Named Sunken House after the way in which it appears to sink into its own materiality due to the continuity across the front and rear outdoor spaces and façade, the property is 2000 square feet over three stories.
The house forms part of Adjaye’s ongoing exploration of notions of the home and of retreat in the urban context. Rather than making a façade that simply adds to the existing streetscape, Adjaye seeks to create homes that are sympathetic to their context in subtler ways. Sunken House is an architectural punctuation – it makes a full-stop at the end of the terrace and signifies a corner turn into Northchurch Road.
Initially attracted to the site by the view of the surrounding trees, Ed Reeve believed that the new house needed to make a panoramic composition of the natural environment outside. He also wanted a home that maximized its aspect by placing the kitchen access at the rear, bedrooms in the middle and the sitting room at the top of the structure. Additionally to fit with his lifestyle, simplicity and low-maintenance were other key requirements.
The entire site was excavated to basement level creating a sunken patio on which the house, a partly prefabricated solid timber structure is placed. This solid timber load-bearing superstructure means improved thermal and acoustic performance and a reduced carbon footprint. Each cubic metre of timber saves almost 1 tonne of carbon dioxide emissions compared to brick or breezeblock structure. These large, section-engineered timber panels were manufactured off-site resulting in an on-site construction program of just two days.
One enters the house at street level via parts of the lower ground floor roof, which also provides off street car parking. All facades of the house as well as vertical and horizontal surfaces of the concrete patio are clad in a cedar timber rain-screen stained dark brown creating the impression of a surface that embraces the enclosed and open spaces.
Upstairs in the main living room a large single-pane picture window overlooks the Rubina, Oak, Maple and Birch trees – fulfilling the original brief to frame the surrounding landscape. Other elements that contribute to a sense of sanctuary range from the choice of soft artificial lighting, techniques used to draw in natural daylight such as the triple-height well inside the front entrance and natural ventilation through openings from one short section to the other. The use of the thickest possible interior door adds to a sense of quiet and security
Outdoors, recessed up-lighting along the top of the fence washes light through the surrounding foliage creating a green glow that encloses and increases the contrast of the building giving the effect of a square void where the house sits.
There are so many visual treats all over this house. David and Ed considered the aspects of the house in order to make the best of the sun light in it’s journey around the building through the day. The functionality of the house follows the light through the day.
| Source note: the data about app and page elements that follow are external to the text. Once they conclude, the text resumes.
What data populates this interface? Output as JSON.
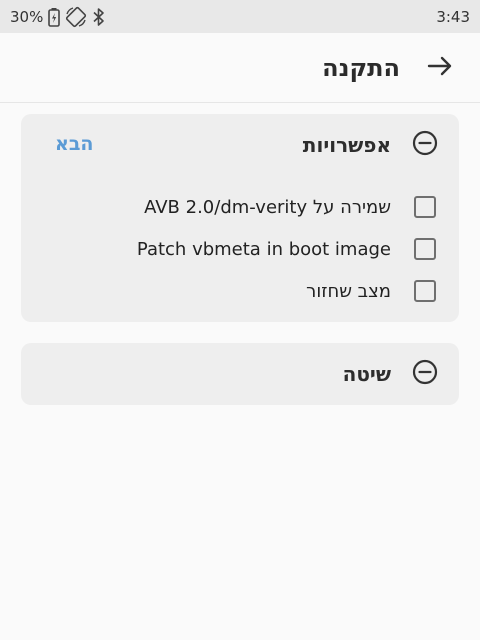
{
  "status": {
    "battery": "30%",
    "time": "3:43"
  },
  "appbar": {
    "title": "התקנה"
  },
  "options_card": {
    "title": "אפשרויות",
    "next_label": "הבא",
    "items": [
      {
        "label": "שמירה על AVB 2.0/dm-verity",
        "checked": false
      },
      {
        "label": "Patch vbmeta in boot image",
        "checked": false
      },
      {
        "label": "מצב שחזור",
        "checked": false
      }
    ]
  },
  "method_card": {
    "title": "שיטה"
  },
  "colors": {
    "accent": "#5b9bd5",
    "card_bg": "#eeeeee",
    "page_bg": "#fafafa",
    "statusbar_bg": "#e8e8e8"
  },
  "icons": {
    "back": "arrow-right-icon",
    "collapse": "minus-circle-icon",
    "battery": "battery-charging-icon",
    "rotate": "auto-rotate-icon",
    "bluetooth": "bluetooth-icon"
  }
}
Shadows of a neighbours bamboo are caught on the opaque bedroom window, The light warms the front in the morning as you leave for work, The light fills the rear courtyard outside the kitchen in the midday, ideal for Summer lunches. Evening light fills the top floor living room, broken through the leaves of the Oak tree creating animated wallpaper in a light breeze.